◆ What is expected ◆
In the data below, find every line with the word "this" and copy it.

**** Given data ****

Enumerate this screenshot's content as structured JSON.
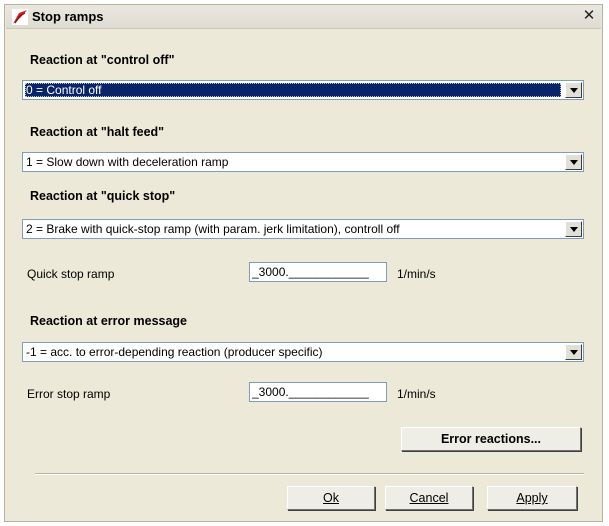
{
  "window": {
    "title": "Stop ramps",
    "close_glyph": "✕"
  },
  "sections": {
    "control_off": {
      "label": "Reaction at \"control off\"",
      "value": "0 = Control off"
    },
    "halt_feed": {
      "label": "Reaction at \"halt feed\"",
      "value": "1 = Slow down with deceleration ramp"
    },
    "quick_stop": {
      "label": "Reaction at \"quick stop\"",
      "value": "2 = Brake with quick-stop ramp (with param. jerk limitation), controll off",
      "ramp_label": "Quick stop ramp",
      "ramp_value": "_3000.____________",
      "ramp_unit": "1/min/s"
    },
    "error_message": {
      "label": "Reaction at error message",
      "value": "-1 = acc. to error-depending reaction (producer specific)",
      "ramp_label": "Error stop ramp",
      "ramp_value": "_3000.____________",
      "ramp_unit": "1/min/s"
    }
  },
  "buttons": {
    "error_reactions": "Error reactions...",
    "ok": "Ok",
    "cancel": "Cancel",
    "apply": "Apply"
  },
  "colors": {
    "dialog_bg": "#ece9d8",
    "selection_bg": "#0a246a",
    "input_border": "#7f9db9"
  },
  "icons": {
    "app": "app-logo-icon",
    "close": "close-icon",
    "dropdown": "chevron-down-icon"
  }
}
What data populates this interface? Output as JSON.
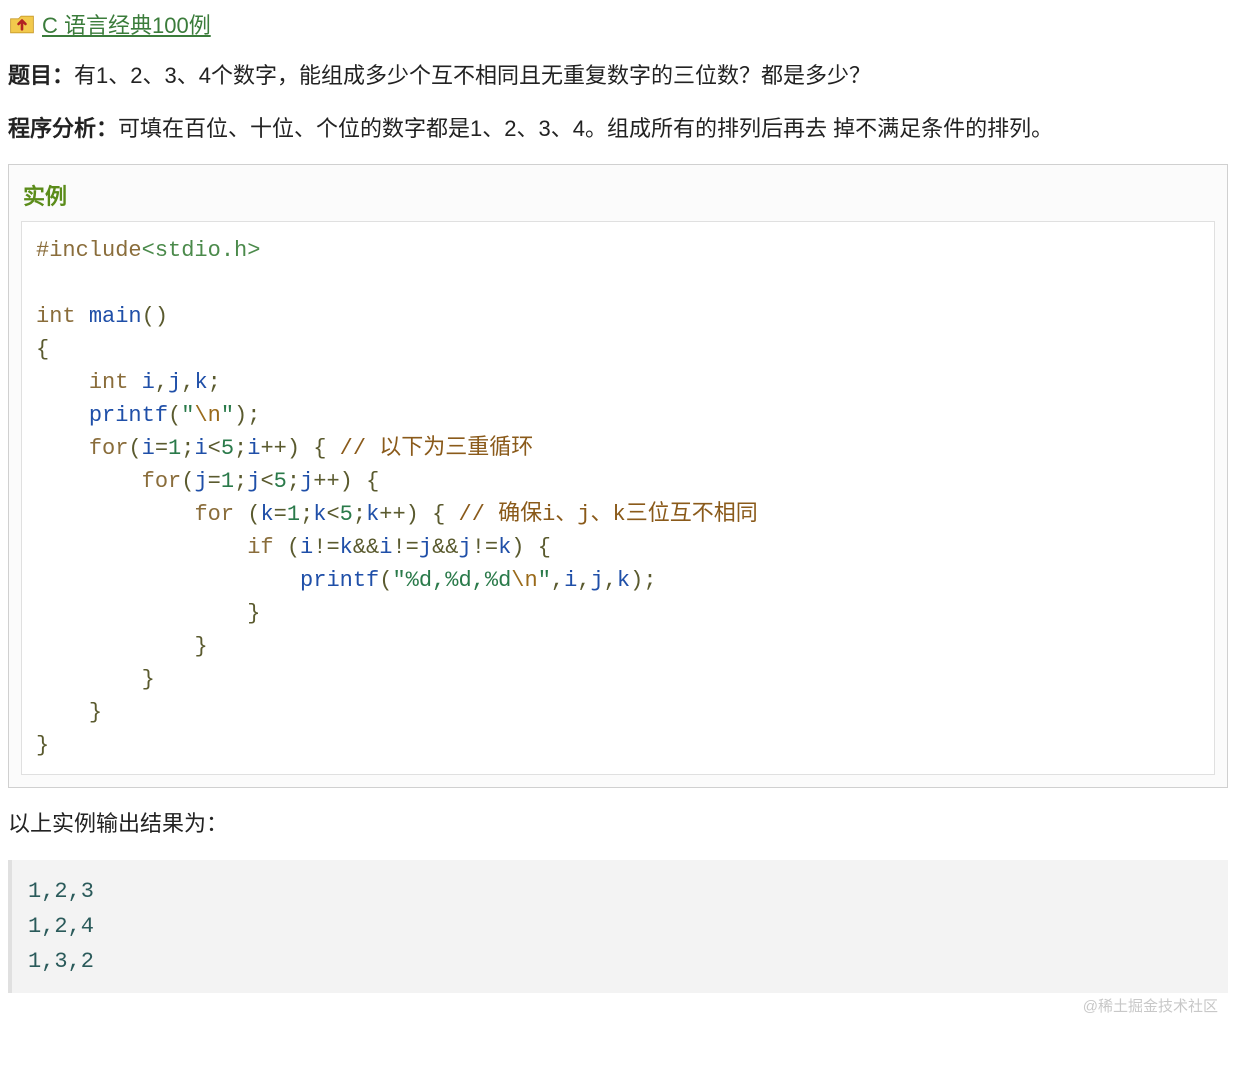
{
  "nav": {
    "link_text": "C 语言经典100例"
  },
  "problem": {
    "label": "题目：",
    "text": "有1、2、3、4个数字，能组成多少个互不相同且无重复数字的三位数？都是多少？"
  },
  "analysis": {
    "label": "程序分析：",
    "text": "可填在百位、十位、个位的数字都是1、2、3、4。组成所有的排列后再去 掉不满足条件的排列。"
  },
  "example": {
    "title": "实例"
  },
  "code": {
    "t_include": "#include",
    "t_header": "<stdio.h>",
    "t_int": "int",
    "t_main": "main",
    "t_for": "for",
    "t_if": "if",
    "t_printf": "printf",
    "v_i": "i",
    "v_j": "j",
    "v_k": "k",
    "n1": "1",
    "n5": "5",
    "s_nl_open": "\"",
    "s_nl_esc": "\\n",
    "s_nl_close": "\"",
    "s_fmt_open": "\"%d,%d,%d",
    "s_fmt_esc": "\\n",
    "s_fmt_close": "\"",
    "cmt1": "// 以下为三重循环",
    "cmt2": "// 确保i、j、k三位互不相同"
  },
  "output_label": "以上实例输出结果为：",
  "output_lines": [
    "1,2,3",
    "1,2,4",
    "1,3,2"
  ],
  "watermark": "@稀土掘金技术社区"
}
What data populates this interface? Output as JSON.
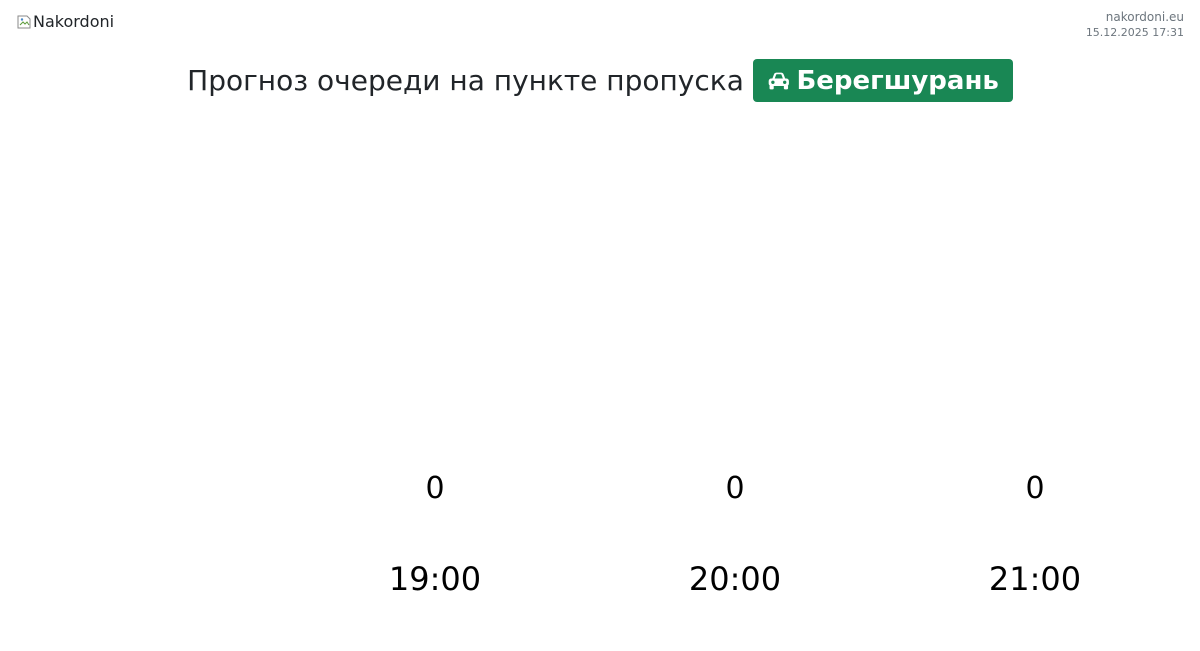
{
  "logo": {
    "alt": "Nakordoni",
    "icon": "broken-image-icon"
  },
  "meta": {
    "site": "nakordoni.eu",
    "datetime": "15.12.2025 17:31"
  },
  "heading": {
    "text": "Прогноз очереди на пункте пропуска",
    "checkpoint": "Берегшурань",
    "checkpoint_icon": "car-icon",
    "badge_color": "#198754"
  },
  "forecast": [
    {
      "count": "0",
      "time": "19:00"
    },
    {
      "count": "0",
      "time": "20:00"
    },
    {
      "count": "0",
      "time": "21:00"
    }
  ]
}
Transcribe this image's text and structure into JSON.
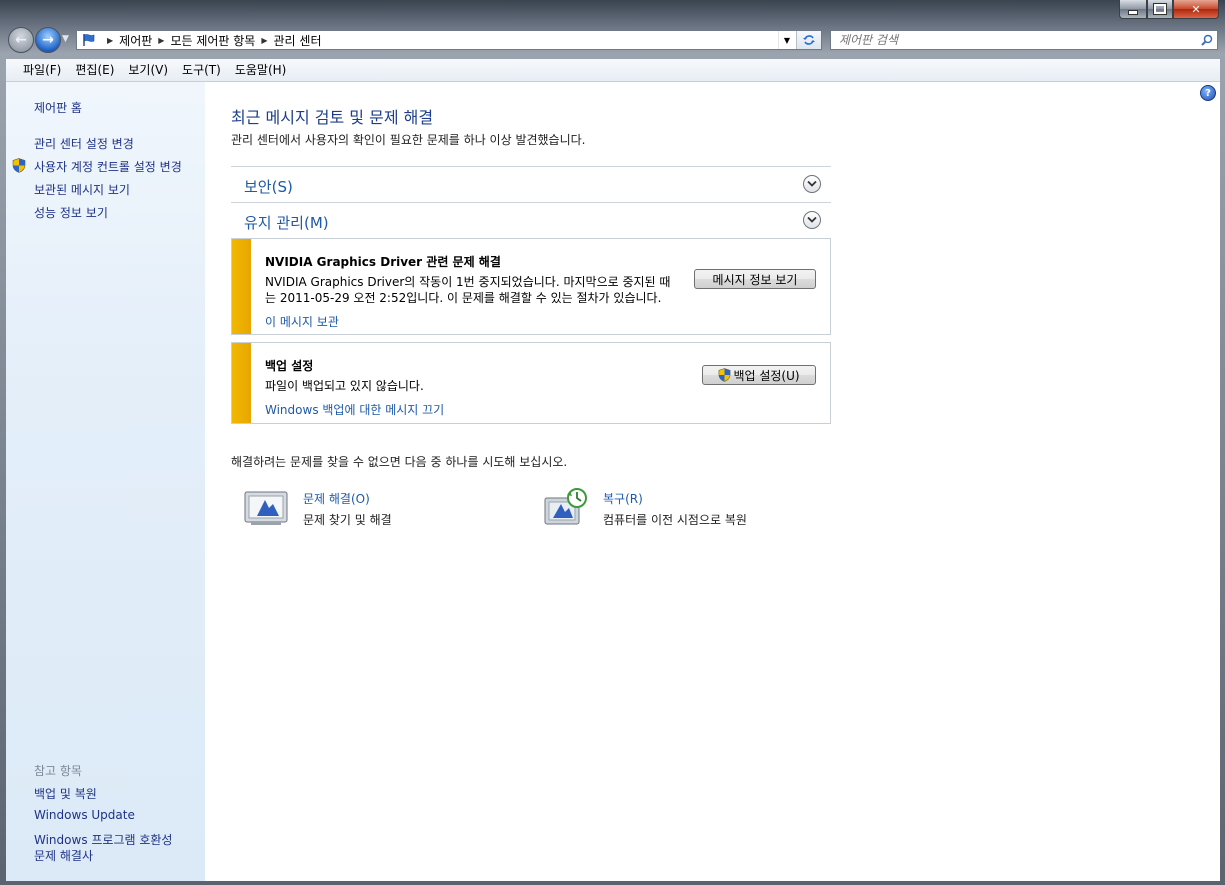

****

◆ Answer below ◆
Enumerate this screenshot's content as structured JSON.
What data populates this interface? Output as JSON.
What data populates this interface? Output as JSON.
Transcribe this image's text and structure into JSON.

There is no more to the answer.